Latino children in Texas are now the largest ethnic group in the Lone Star state, The Dallas Morning News is reporting.
The newspaper said that Hispanic kids in Texas have passed whites – over half of the students enrolling in the school system are Latinos.
But with this increase have come changes since many of the students come from impoverished communities.
The Dallas Morning News says that teachers find themselves struggling to lecture students since many of them speak little English. Demographers told the publication that if these schools do not adapt to the changes, Hispanic students may end up in low-paying jobs and overtaxed social programs.
This, the expert said, will affect Texas’ economy.
According to the 2010 census, 40 percent of Latino kids 25 or older did not finish high school, in comparison with 8 percent of whites.
So, why are Hispanic kids opting to leave school?

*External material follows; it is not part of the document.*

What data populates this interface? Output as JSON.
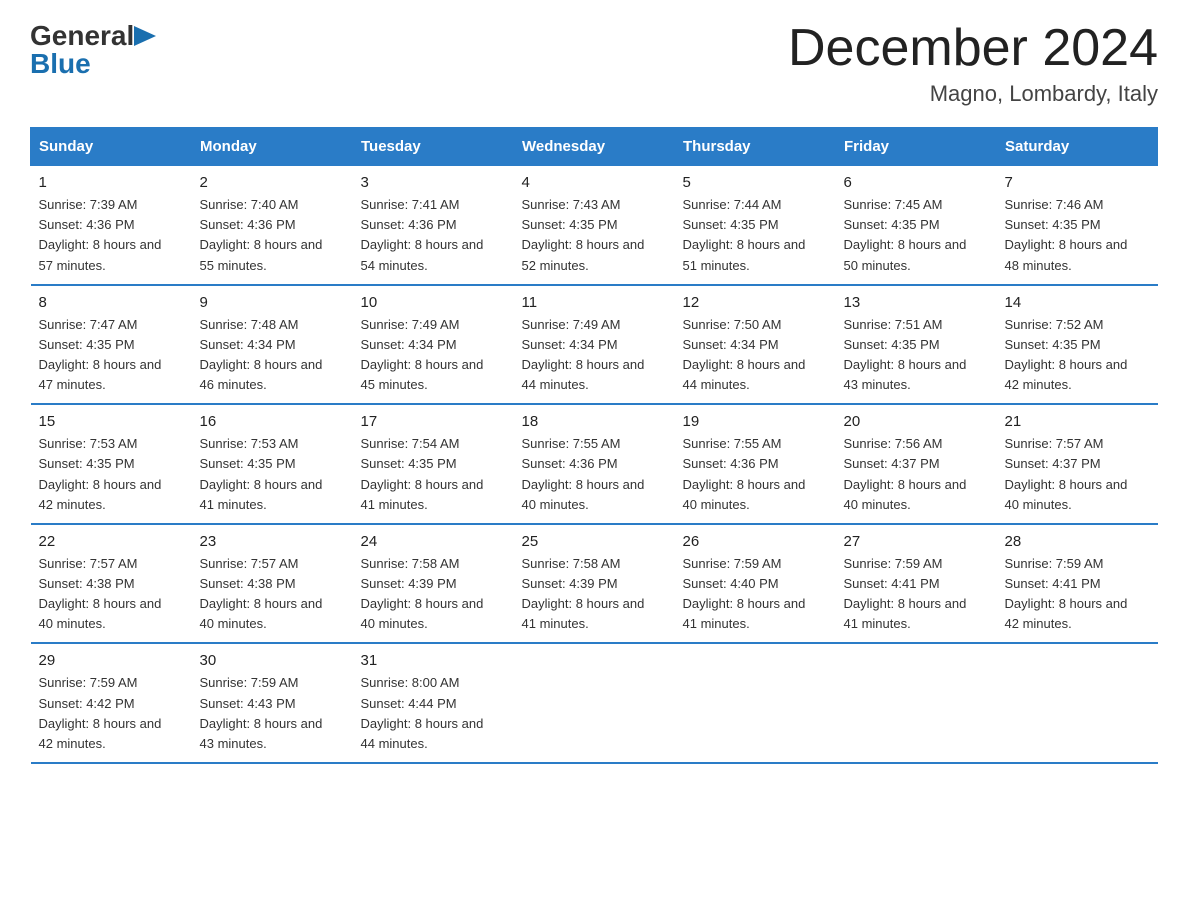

According to the Morning News, experts think a few reasons include teachers who do not know Spanish, poverty in the households (this makes it hard for parents to save and invest in their kids’ future), and a dearth of funds in schools located in Hispanic neighborhoods.
“From the start,” said Kandace Vallejo, who is a coordinator for the Workers Defense Project, a nonprofit with offices in Dallas and Austin, “immigrant and working-class families and people of color don’t have the same opportunities.”